The best advice I can give you is experiment. Even though this is not normally a dedicated photo printer, it was designed to make nice photos. You have a lot of options to choose from, as far as paper types, sizes of paper, and so on. The Epson WF-7110 prints beautiful borderless photos on my system, in all sizes from 4×6 up to 13×19. You may get funny results at first. Change options until you get things right.
The printer may complain about the wrong paper type if you choose a paper type other than what you have in the printer. Oh, and I forgot to mention that you can set up paper types and sizes on the printer too. So there’s that. It may take you a little while to get a workflow down.
The CUPS page is useful while you are coming to grips with your printer. You can quickly cancel a job that goes wrong on the “Jobs” tab. There are Maintenance options for the printer. “Pause” pauses the printer, and “Resume” starts it up again. This fixes the printer when it gets confused.
Black and White Printing
Black and White printing is tough. When you tell your printer to print black and white, most likely it mixes all colors to make black and gray. I can tell just by looking at a print it has a color cast. If you can’t tell, look with a magnifying glass. Instead of black ink, you’ll see the tiny colored dots mixed together to form grays.
The color cast worsens with time, because different color inks fade at different rates. Even if the printer did a decent job at first, as soon as one color fades out of the mix more than the other, your “black and white” print looks blue or purple or whatever. This might take a couple of years, or less than a year if you’re unlucky. I can see the color cast as soon as the print comes out of the printer.
The best solution is to set up a dedicated black and white printer, where black ink of different densities is used to fill the color slots. I’ve done that. It works great. But you can make decent black and white prints with the Epson WF-7110 by forcing it to print with black ink only.
That’s not as easy as it sounds! If the Epson WF-7110 thinks it is printing a photo, it will try to mix colors to make black and gray. You have to trick it. First, make your photo grayscale mode using something like gimp. Next, choose matte paper from your print dialog, even if you have glossy paper loaded in the printer. It should use just the black ink. For comparison, you may want to print a “black and white” photo on 4×6 glossy paper, telling the printer you are using glossy paper, and the same photo on 4×6 glossy paper, but telling the printer that it is matte. The difference should be obvious. Remember, the color cast will worsen with time. I’ve made beautiful, true black and white prints on the Epson WF-7110 , borderless, at 13×19 inches.

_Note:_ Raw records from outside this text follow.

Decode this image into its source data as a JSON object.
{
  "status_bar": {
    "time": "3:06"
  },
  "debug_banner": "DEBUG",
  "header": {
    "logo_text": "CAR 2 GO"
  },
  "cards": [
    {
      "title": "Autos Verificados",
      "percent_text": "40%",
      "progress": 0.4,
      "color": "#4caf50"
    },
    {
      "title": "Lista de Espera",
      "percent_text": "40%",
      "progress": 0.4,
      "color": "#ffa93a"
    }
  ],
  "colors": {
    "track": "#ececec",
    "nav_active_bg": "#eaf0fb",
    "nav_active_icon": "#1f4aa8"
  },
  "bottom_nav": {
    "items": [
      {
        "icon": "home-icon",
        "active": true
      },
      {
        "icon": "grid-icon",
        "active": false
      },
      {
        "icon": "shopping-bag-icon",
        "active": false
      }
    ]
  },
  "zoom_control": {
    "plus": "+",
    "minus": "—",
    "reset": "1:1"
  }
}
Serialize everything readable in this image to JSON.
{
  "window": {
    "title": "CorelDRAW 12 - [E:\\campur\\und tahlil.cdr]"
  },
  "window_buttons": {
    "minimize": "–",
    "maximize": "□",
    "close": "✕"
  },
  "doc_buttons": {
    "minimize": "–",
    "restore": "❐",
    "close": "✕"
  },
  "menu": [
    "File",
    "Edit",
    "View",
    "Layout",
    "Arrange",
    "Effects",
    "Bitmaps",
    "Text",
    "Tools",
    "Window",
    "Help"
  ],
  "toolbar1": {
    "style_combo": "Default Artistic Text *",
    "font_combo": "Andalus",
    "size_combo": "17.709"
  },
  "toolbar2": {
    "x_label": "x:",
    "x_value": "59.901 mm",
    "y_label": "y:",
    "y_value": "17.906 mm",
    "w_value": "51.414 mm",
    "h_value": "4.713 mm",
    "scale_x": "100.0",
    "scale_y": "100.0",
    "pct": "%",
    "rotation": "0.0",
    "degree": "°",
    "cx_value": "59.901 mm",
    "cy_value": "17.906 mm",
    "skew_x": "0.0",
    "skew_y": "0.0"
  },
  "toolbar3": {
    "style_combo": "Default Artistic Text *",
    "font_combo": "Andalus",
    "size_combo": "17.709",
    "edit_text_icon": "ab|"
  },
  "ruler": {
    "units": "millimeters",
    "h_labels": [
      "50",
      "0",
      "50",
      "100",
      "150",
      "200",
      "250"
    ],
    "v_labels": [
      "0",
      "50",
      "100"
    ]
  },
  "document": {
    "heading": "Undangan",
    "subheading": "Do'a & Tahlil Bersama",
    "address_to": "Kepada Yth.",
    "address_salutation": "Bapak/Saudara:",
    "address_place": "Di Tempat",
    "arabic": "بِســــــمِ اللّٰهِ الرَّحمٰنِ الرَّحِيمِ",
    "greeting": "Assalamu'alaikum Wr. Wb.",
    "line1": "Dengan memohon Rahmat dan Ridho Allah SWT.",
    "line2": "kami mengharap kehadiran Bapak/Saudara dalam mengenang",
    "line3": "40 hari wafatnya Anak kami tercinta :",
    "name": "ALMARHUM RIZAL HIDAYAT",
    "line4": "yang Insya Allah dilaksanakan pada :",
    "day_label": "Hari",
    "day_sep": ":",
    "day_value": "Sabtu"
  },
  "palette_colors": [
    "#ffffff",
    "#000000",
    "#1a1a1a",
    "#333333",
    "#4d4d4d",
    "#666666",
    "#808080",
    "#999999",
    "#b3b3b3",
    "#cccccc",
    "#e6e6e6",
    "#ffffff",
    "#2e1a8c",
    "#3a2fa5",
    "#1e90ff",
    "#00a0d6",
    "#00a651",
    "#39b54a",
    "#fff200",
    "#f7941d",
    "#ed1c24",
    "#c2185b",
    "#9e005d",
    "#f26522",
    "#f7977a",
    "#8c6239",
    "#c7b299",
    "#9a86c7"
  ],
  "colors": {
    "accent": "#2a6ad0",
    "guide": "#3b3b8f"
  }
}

Printing with Gimp
Printing with Gimp has been my big disappointment with this printer. If I figure out a solution, I’ll update this post.
Gimp has a plugin for Epson printers called gutenprint-gimp. I’ve used it for years, with awesome results. It allows you to fine-tune every aspect of printing with the best Epson photo printers.
Unfortunately, the WF-7110 does not appear to be supported by gutenprint. I’m still playing with it. Maybe I’ll get it to work.
I’ve run into this sort of thing with Linux before. Linux tends to support the best hardware, not the cheapest. That’s because developers have limited time and focus on priorities. If you buy a $5,000 Epson printer, everything likely works out of the box, with a lot less hassle than I describe here. It’s hit or miss with a sub-$200 printer.
I’ve had the best luck printing with the Epson WF-7110 out of eog, the Eye of Gnome image viewing program. My printing options are more limited than in gutenprint, but I’m not sure it makes a difference. The prints look great. The real hassle is modifying images in Gimp, then saving them and opening them up in eog to print.
Please feel free to comment on this post or offer suggestions.
Would I buy this printer again? Absolutely! It does what I want it to do. I had a fair amount of experience with Epson printers already, some of them higher-end models than this. I knew what I wanted.